Once you have read the records below, print them again exactly as they stand.

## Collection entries
== Segment start ==

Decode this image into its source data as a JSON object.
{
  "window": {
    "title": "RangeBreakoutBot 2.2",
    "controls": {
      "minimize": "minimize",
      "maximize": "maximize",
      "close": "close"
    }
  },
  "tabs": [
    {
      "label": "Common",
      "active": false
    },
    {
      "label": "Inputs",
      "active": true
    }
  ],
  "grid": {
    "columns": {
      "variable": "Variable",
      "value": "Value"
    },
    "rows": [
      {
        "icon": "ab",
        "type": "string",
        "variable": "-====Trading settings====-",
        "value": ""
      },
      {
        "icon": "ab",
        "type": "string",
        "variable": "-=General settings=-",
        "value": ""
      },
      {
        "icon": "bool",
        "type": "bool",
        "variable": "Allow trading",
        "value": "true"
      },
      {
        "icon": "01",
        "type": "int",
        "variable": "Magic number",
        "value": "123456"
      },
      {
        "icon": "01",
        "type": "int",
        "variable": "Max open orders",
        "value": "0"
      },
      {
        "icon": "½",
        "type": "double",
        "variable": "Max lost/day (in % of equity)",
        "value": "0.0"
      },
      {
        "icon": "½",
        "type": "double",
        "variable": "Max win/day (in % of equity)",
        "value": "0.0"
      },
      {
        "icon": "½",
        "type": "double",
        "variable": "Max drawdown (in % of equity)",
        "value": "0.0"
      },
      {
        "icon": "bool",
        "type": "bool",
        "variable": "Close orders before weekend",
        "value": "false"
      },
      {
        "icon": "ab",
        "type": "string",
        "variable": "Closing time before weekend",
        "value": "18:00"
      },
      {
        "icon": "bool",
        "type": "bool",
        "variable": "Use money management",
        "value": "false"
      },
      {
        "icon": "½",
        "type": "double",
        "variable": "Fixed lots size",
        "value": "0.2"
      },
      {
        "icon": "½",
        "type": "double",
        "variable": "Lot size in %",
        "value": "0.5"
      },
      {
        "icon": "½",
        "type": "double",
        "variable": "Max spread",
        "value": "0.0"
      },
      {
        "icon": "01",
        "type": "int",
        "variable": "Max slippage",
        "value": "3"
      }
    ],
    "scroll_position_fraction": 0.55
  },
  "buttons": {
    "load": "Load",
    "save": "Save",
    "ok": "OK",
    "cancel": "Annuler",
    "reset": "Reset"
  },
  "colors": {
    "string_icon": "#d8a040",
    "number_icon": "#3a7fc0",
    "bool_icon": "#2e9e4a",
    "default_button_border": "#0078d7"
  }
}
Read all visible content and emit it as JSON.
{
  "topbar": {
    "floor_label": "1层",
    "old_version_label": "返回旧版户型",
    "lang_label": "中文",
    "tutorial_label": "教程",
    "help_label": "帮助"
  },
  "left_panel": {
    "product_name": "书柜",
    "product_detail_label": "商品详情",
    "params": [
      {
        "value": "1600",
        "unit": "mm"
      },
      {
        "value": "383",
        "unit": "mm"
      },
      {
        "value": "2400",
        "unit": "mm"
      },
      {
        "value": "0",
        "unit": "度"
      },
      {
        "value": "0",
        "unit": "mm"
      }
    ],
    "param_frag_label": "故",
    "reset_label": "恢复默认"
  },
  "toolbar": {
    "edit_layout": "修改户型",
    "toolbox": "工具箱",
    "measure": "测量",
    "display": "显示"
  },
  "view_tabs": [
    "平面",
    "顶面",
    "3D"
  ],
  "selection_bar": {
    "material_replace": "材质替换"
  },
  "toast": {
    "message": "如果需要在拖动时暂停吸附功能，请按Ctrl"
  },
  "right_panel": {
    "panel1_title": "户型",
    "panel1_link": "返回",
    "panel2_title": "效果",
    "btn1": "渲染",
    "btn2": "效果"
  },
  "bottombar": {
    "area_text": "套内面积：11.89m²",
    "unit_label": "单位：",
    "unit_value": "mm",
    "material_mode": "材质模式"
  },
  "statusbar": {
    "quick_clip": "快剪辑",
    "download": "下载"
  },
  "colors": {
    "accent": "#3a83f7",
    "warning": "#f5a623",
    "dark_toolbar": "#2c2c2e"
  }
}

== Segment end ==

## ANSWER TO THIS PROBLEM
Decode this image into its source data as a JSON object.
{
  "window": {
    "title": "RangeBreakoutBot 2.2",
    "controls": {
      "minimize": "minimize",
      "maximize": "maximize",
      "close": "close"
    }
  },
  "tabs": [
    {
      "label": "Common",
      "active": false
    },
    {
      "label": "Inputs",
      "active": true
    }
  ],
  "grid": {
    "columns": {
      "variable": "Variable",
      "value": "Value"
    },
    "rows": [
      {
        "icon": "ab",
        "type": "string",
        "variable": "-====Trading settings====-",
        "value": ""
      },
      {
        "icon": "ab",
        "type": "string",
        "variable": "-=General settings=-",
        "value": ""
      },
      {
        "icon": "bool",
        "type": "bool",
        "variable": "Allow trading",
        "value": "true"
      },
      {
        "icon": "01",
        "type": "int",
        "variable": "Magic number",
        "value": "123456"
      },
      {
        "icon": "01",
        "type": "int",
        "variable": "Max open orders",
        "value": "0"
      },
      {
        "icon": "½",
        "type": "double",
        "variable": "Max lost/day (in % of equity)",
        "value": "0.0"
      },
      {
        "icon": "½",
        "type": "double",
        "variable": "Max win/day (in % of equity)",
        "value": "0.0"
      },
      {
        "icon": "½",
        "type": "double",
        "variable": "Max drawdown (in % of equity)",
        "value": "0.0"
      },
      {
        "icon": "bool",
        "type": "bool",
        "variable": "Close orders before weekend",
        "value": "false"
      },
      {
        "icon": "ab",
        "type": "string",
        "variable": "Closing time before weekend",
        "value": "18:00"
      },
      {
        "icon": "bool",
        "type": "bool",
        "variable": "Use money management",
        "value": "false"
      },
      {
        "icon": "½",
        "type": "double",
        "variable": "Fixed lots size",
        "value": "0.2"
      },
      {
        "icon": "½",
        "type": "double",
        "variable": "Lot size in %",
        "value": "0.5"
      },
      {
        "icon": "½",
        "type": "double",
        "variable": "Max spread",
        "value": "0.0"
      },
      {
        "icon": "01",
        "type": "int",
        "variable": "Max slippage",
        "value": "3"
      }
    ],
    "scroll_position_fraction": 0.55
  },
  "buttons": {
    "load": "Load",
    "save": "Save",
    "ok": "OK",
    "cancel": "Annuler",
    "reset": "Reset"
  },
  "colors": {
    "string_icon": "#d8a040",
    "number_icon": "#3a7fc0",
    "bool_icon": "#2e9e4a",
    "default_button_border": "#0078d7"
  }
}
Read all visible content and emit it as JSON.
{
  "topbar": {
    "floor_label": "1层",
    "old_version_label": "返回旧版户型",
    "lang_label": "中文",
    "tutorial_label": "教程",
    "help_label": "帮助"
  },
  "left_panel": {
    "product_name": "书柜",
    "product_detail_label": "商品详情",
    "params": [
      {
        "value": "1600",
        "unit": "mm"
      },
      {
        "value": "383",
        "unit": "mm"
      },
      {
        "value": "2400",
        "unit": "mm"
      },
      {
        "value": "0",
        "unit": "度"
      },
      {
        "value": "0",
        "unit": "mm"
      }
    ],
    "param_frag_label": "故",
    "reset_label": "恢复默认"
  },
  "toolbar": {
    "edit_layout": "修改户型",
    "toolbox": "工具箱",
    "measure": "测量",
    "display": "显示"
  },
  "view_tabs": [
    "平面",
    "顶面",
    "3D"
  ],
  "selection_bar": {
    "material_replace": "材质替换"
  },
  "toast": {
    "message": "如果需要在拖动时暂停吸附功能，请按Ctrl"
  },
  "right_panel": {
    "panel1_title": "户型",
    "panel1_link": "返回",
    "panel2_title": "效果",
    "btn1": "渲染",
    "btn2": "效果"
  },
  "bottombar": {
    "area_text": "套内面积：11.89m²",
    "unit_label": "单位：",
    "unit_value": "mm",
    "material_mode": "材质模式"
  },
  "statusbar": {
    "quick_clip": "快剪辑",
    "download": "下载"
  },
  "colors": {
    "accent": "#3a83f7",
    "warning": "#f5a623",
    "dark_toolbar": "#2c2c2e"
  }
}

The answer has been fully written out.